Name that plant

Back to Name that Plant

  • Date Photo Taken

    08 / 27 / 2012

  • Season Photo Was Taken


  • Region Photo Was Taken


  • City


  • State


  • Posted by

    Frazier Dogs


This plant has woody stems, three leafs per stem, prefers part shade, woodland soil. Each stalk can be as tall as 3 feet. Usually found growing as a single stalk, not a group. The big problem is the thorns so it’s not poison ivy. However when I come into contact with the thorns, I get a poison ivy type rash.


  • Kim Tippin Unregistered says:

    We have the same plant on our property. Zone 9b. Central Florida. This is a wild blackberry.
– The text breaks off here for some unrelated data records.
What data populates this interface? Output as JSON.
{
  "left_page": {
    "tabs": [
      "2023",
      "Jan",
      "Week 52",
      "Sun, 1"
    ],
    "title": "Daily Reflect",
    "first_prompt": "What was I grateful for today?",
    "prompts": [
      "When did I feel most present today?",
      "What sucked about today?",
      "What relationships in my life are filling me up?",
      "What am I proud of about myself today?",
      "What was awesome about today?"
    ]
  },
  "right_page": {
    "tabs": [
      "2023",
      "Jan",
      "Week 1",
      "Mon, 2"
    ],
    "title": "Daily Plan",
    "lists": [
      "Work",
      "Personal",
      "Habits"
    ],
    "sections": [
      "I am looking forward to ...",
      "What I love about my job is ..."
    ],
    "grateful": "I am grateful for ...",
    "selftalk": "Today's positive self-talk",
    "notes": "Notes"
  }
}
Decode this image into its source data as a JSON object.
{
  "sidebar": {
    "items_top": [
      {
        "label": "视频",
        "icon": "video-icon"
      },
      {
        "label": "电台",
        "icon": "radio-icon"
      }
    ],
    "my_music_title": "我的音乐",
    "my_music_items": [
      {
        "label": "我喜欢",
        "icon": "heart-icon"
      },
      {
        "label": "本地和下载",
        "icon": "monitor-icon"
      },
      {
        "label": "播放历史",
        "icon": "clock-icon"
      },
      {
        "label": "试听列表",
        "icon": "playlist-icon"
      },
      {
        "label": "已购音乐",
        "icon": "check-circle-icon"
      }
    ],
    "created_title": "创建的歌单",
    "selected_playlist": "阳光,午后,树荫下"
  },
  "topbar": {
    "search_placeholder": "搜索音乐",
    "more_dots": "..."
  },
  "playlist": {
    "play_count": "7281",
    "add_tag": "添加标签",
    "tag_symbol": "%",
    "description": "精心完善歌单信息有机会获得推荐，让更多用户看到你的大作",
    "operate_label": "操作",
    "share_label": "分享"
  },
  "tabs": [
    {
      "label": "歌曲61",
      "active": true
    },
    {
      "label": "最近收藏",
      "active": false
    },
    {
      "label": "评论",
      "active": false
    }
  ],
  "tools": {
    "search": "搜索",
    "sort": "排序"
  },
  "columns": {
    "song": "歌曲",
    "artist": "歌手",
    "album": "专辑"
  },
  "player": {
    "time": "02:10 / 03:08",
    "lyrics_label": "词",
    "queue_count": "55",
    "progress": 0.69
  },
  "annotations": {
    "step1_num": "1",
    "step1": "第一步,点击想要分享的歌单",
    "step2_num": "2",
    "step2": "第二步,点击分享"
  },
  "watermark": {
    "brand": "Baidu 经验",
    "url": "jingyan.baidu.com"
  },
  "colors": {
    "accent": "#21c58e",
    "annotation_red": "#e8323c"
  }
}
We have found several of these with small berries on them. Noticed the berries in June. plants are maybe a foot tall. 3 Leaflets one stalk. All the plants we have look new. We cleared some land and this year they appeared. Deer probably seeded the area.
    Hope this info helps.

    July 24th, 2022 at 2:21pm

  • Billy Unregistered says:

    So, were you able to get the answer? Same thing to me. Google says it could be blackberry, but nothing about horrible rash.

    November 30th, 2020 at 9:25pm

  • Bobby Master Identifier says:

    Interesting. The Wikipedia article does state that the second year cane produces 3 – 5 leaflets. It also says that the second year canes would produce blooms and fruit. Hmmm? The mystery deepens with this recent post to the Gardening Guru of the World! Yours look a little different to me. What do you think? And finally, from the good folks at NC State we have this link On yours I’ll stick with the common blackberry. With weed ID i’ve acquired a taste for crow!

    August 31st, 2012 at 8:26pm

  • Frazier Dogs Registered says:

    Wikipedia research indicates that this is not a blackberry plant. Blackberry plants have leaf groups of 5 -7 per stem. This plant has only 3 leaves per stem and no evidence of berries. Anyone else have some ideas?

    August 30th, 2012 at 2:20pm

  • Bobby Master Identifier says:

    Blackberries make good jams, jellies and, I understand, pretty good communication devices. I am unsure about that last one cause I’ve never cooked ’em that long. It does seen that the briars would be a little rough on the ears. You can use Roundup to get rid of them or a good pair of heavy gloves to just pull them up. Avoid the briars cause they can be really tough on the hide but I’ve never had a rash from them. Now chiggers from ’em is a whole ‘nuther story.

    August 29th, 2012 at 1:08pm

  • Advertisement

Leave A Reply

Leave a Reply

Your email address will not be published. Required fields are marked *